◆ **WHAT TO PRODUCE**
Copy each record below exactly, please, and leave its pictures out.

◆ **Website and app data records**
= = = = = = =
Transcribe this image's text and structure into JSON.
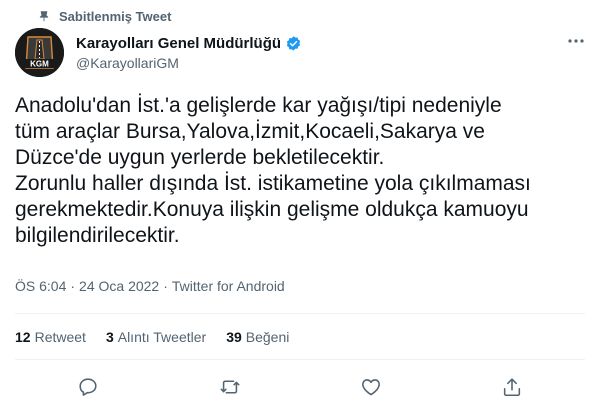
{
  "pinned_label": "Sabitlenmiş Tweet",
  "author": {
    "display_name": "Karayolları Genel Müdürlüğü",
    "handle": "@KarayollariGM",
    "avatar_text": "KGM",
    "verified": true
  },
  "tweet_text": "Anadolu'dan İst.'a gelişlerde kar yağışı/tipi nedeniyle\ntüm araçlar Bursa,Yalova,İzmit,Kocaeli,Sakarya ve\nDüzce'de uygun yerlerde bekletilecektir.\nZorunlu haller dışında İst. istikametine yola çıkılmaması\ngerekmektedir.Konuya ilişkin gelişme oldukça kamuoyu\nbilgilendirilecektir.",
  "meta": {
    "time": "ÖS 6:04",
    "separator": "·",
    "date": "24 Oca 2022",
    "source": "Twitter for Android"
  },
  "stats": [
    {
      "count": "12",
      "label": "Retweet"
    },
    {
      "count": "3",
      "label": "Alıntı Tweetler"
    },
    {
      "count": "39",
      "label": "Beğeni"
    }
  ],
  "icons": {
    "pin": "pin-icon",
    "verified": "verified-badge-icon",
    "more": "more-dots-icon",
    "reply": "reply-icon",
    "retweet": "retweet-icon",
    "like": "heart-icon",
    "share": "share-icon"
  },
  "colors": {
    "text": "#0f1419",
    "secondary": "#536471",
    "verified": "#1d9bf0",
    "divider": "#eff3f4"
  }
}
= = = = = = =
◆ **RESULT FOR THIS EXERCISE**
Transcribe this image's text and structure into JSON.
{
  "pinned_label": "Sabitlenmiş Tweet",
  "author": {
    "display_name": "Karayolları Genel Müdürlüğü",
    "handle": "@KarayollariGM",
    "avatar_text": "KGM",
    "verified": true
  },
  "tweet_text": "Anadolu'dan İst.'a gelişlerde kar yağışı/tipi nedeniyle\ntüm araçlar Bursa,Yalova,İzmit,Kocaeli,Sakarya ve\nDüzce'de uygun yerlerde bekletilecektir.\nZorunlu haller dışında İst. istikametine yola çıkılmaması\ngerekmektedir.Konuya ilişkin gelişme oldukça kamuoyu\nbilgilendirilecektir.",
  "meta": {
    "time": "ÖS 6:04",
    "separator": "·",
    "date": "24 Oca 2022",
    "source": "Twitter for Android"
  },
  "stats": [
    {
      "count": "12",
      "label": "Retweet"
    },
    {
      "count": "3",
      "label": "Alıntı Tweetler"
    },
    {
      "count": "39",
      "label": "Beğeni"
    }
  ],
  "icons": {
    "pin": "pin-icon",
    "verified": "verified-badge-icon",
    "more": "more-dots-icon",
    "reply": "reply-icon",
    "retweet": "retweet-icon",
    "like": "heart-icon",
    "share": "share-icon"
  },
  "colors": {
    "text": "#0f1419",
    "secondary": "#536471",
    "verified": "#1d9bf0",
    "divider": "#eff3f4"
  }
}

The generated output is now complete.